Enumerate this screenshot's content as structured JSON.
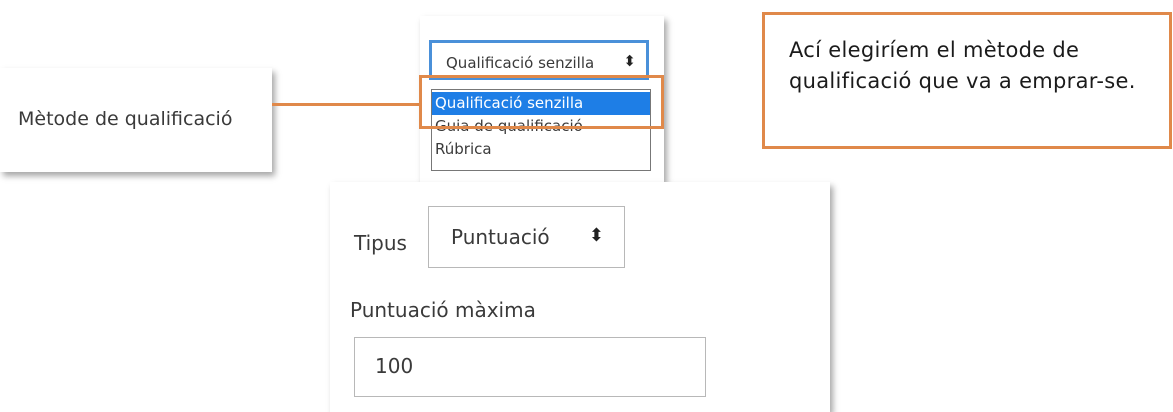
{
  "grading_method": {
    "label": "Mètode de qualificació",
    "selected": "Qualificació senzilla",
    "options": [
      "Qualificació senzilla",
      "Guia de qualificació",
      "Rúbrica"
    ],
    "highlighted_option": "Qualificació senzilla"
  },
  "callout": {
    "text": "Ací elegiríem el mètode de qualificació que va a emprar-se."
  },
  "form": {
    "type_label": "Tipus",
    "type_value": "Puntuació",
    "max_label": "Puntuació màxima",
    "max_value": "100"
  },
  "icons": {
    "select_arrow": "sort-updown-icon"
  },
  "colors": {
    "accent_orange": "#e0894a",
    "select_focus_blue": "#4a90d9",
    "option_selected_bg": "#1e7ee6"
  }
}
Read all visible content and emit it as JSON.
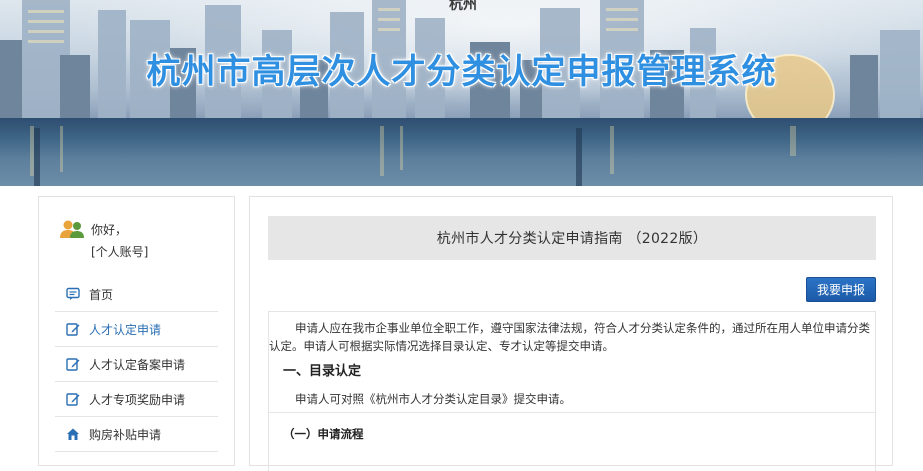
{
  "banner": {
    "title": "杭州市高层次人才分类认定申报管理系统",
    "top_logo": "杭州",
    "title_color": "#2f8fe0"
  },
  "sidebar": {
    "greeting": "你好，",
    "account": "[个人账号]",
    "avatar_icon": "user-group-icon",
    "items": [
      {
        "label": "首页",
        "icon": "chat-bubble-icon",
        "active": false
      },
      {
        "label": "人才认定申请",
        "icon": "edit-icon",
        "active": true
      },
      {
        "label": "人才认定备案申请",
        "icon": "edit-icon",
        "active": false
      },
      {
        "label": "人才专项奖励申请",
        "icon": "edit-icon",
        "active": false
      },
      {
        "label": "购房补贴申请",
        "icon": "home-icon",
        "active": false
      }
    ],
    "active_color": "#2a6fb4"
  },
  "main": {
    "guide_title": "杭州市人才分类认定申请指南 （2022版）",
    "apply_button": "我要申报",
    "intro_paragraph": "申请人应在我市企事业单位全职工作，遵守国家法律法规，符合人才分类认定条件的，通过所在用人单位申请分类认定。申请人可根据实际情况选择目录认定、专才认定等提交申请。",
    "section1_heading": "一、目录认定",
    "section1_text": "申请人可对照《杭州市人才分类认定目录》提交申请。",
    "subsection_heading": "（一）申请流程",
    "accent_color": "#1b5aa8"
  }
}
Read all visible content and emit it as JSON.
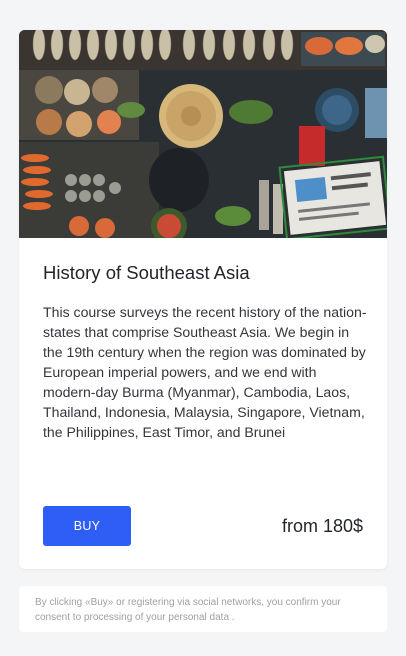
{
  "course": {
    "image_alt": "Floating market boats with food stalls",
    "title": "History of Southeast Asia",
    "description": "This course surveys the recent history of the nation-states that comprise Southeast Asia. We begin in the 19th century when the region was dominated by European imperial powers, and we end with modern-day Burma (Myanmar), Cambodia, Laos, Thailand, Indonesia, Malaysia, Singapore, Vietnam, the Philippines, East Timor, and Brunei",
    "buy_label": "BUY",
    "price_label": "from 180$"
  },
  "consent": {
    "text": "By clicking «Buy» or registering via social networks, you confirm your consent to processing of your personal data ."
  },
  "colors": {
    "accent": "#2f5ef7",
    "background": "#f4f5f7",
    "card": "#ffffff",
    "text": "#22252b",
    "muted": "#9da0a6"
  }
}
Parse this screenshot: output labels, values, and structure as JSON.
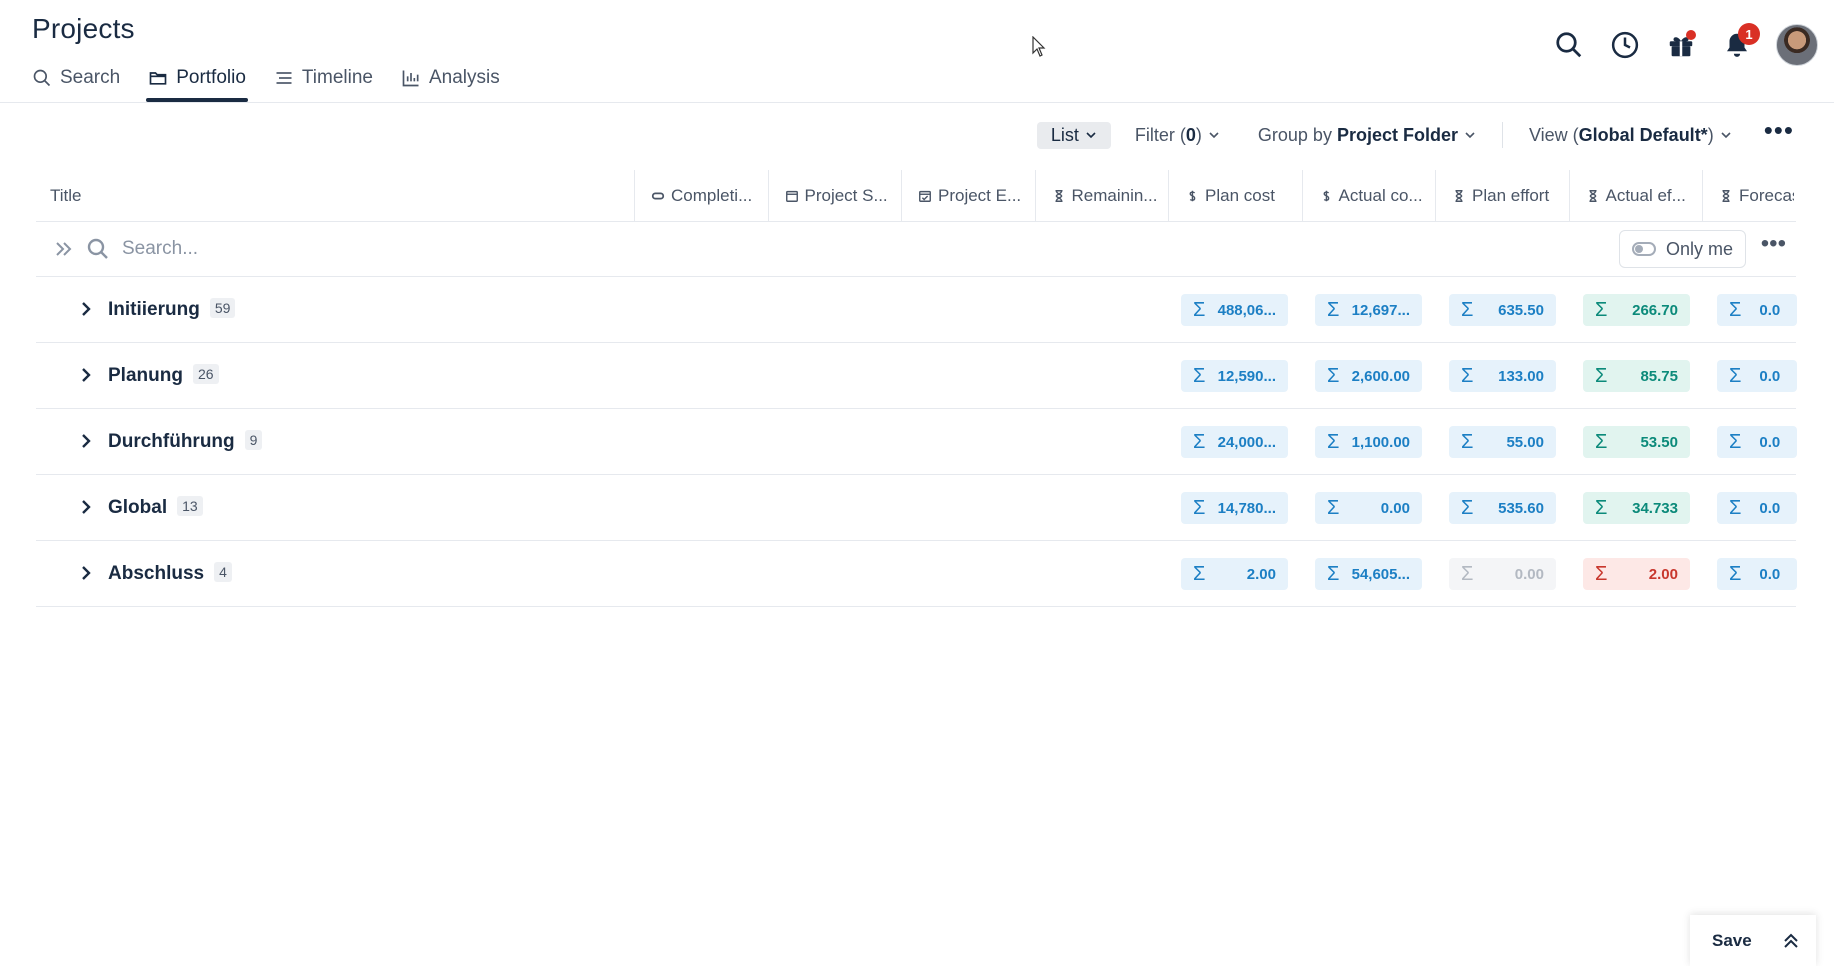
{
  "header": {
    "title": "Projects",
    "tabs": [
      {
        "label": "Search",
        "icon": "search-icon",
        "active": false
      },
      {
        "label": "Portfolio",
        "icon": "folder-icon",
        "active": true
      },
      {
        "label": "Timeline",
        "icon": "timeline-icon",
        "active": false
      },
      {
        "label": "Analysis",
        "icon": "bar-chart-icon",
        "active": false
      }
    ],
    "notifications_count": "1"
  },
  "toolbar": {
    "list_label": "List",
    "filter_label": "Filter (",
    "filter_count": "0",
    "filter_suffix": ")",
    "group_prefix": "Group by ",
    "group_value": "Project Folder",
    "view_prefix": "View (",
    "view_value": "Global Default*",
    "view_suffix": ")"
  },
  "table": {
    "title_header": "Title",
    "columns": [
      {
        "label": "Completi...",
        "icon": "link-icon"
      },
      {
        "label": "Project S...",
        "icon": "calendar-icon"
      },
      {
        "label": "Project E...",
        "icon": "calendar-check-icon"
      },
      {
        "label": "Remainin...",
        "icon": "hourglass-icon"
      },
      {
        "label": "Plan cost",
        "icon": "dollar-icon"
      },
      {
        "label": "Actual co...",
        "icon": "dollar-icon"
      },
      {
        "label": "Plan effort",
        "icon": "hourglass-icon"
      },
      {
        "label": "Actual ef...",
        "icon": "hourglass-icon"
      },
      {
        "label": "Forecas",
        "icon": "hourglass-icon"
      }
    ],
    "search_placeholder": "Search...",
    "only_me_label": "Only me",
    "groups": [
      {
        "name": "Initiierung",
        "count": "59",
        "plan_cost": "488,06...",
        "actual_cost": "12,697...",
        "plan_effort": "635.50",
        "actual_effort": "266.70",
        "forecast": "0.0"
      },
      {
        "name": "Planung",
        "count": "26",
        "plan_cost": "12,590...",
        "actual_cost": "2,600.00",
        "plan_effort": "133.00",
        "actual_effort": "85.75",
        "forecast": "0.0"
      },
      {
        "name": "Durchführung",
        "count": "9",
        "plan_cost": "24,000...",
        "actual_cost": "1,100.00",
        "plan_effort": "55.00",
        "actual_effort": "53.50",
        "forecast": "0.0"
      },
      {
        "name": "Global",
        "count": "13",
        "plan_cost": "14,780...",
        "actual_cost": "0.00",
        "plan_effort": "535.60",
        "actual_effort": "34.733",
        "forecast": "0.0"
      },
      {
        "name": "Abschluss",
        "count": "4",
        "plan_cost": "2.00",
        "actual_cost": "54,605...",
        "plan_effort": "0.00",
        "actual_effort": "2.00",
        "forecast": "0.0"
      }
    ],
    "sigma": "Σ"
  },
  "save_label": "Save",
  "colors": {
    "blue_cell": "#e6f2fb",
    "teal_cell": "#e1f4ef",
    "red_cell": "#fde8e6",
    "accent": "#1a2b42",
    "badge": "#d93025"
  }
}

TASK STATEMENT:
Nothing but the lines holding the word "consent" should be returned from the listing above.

ANSWER TO THIS TASK:
  "consent": {
    "text": "By clicking «Buy» or registering via social networks, you confirm your consent to processing of your personal data ."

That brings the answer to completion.